In exemplifying and justifying its opening statement, the commercial committed the fallacy of strawman which distorted, oversimplified or misrepresented the examples given to support the notion that discrimination was indeed legal in California. That Japanese Americans were confined in internment camps, that Armenians couldn’t buy a house in the Central Valley and `Latinos and African Americans were told who they could and could not marry, are not real laws that were passed to institutionalize and legalize discrimination. The commercial apparently used these different incidences of discrimination i.e. racial, social and cultural discrimination to insinuate the discrimination existed. The commercials evokes that the issue at hand is simply another form discrimination – this time against the third sex or gays.

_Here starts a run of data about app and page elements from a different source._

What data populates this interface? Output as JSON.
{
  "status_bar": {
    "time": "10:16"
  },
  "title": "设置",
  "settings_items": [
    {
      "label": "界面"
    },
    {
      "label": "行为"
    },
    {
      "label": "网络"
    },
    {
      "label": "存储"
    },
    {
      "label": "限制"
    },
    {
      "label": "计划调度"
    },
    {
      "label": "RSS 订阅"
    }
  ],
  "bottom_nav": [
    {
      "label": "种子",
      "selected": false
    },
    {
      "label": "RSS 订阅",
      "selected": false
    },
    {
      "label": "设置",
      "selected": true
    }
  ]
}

The run down of instances of discrimination was encapsulated and concluded by the fallacy of appeal to pity. The commercial concluded that, “It was a sorry time in our history”, which further reinforces the distorted idea being conveyed by appealing to emotions of the audience denoting that it was a general sentiment of the people.
Moving from the past and progressing towards the future, the commercial continued with a strong presumptive statement, “Today the sponsors of Prop 8 want to eliminate fundamental rights, which partakes of the appeal to ignorance because it does not provide evidence or proof for the claim but rests on the inability of the sponsors to defend themselves.
It then used the fallacy of slippery slope and scare tactics to justify its promotion of voting against prop 8. For the former, it implies that voting ‘no” is a matter of our obligation to pass along to our children a more tolerant, more decent society as if voting ‘no” would indeed result to a more tolerant and decent society in the future. For the latter, the fact that it uses our children’s future being at stake in the issue provides a scary tactic to persuade people to support the commercial’s conclusions and campaign.
Finally, the commercial finished off by a fallacy of Card Stacking. Card Stacking is an informal logical fallacy which is often committed by people who focuses on a one-sided assessment of an issue or when perceiving a problem in a single perspective that results to slanted argumentation or disregard of evidence presented from the other side of the issue. `Vote No on Prop 8. It’s unfair and it’s wrong.’ These statements are apparently one sided. It obliquely hints that voting otherwise will make one guilty of being unfair and committing a mistake.
For all intents and purposes, the commercial fails to inform and provide arguments. Prop 8 is actually an initiative constitutional amendment in California that will eliminate the right of same sex couples to marry. The Prop 8 commercial seeks to encourage people to vote against the said proposal. In conclusion, the commercial ended without providing any concrete justification for voting “no” but rests solely on loosely founded opinions that are encapsulated in stylish and enthralling lines.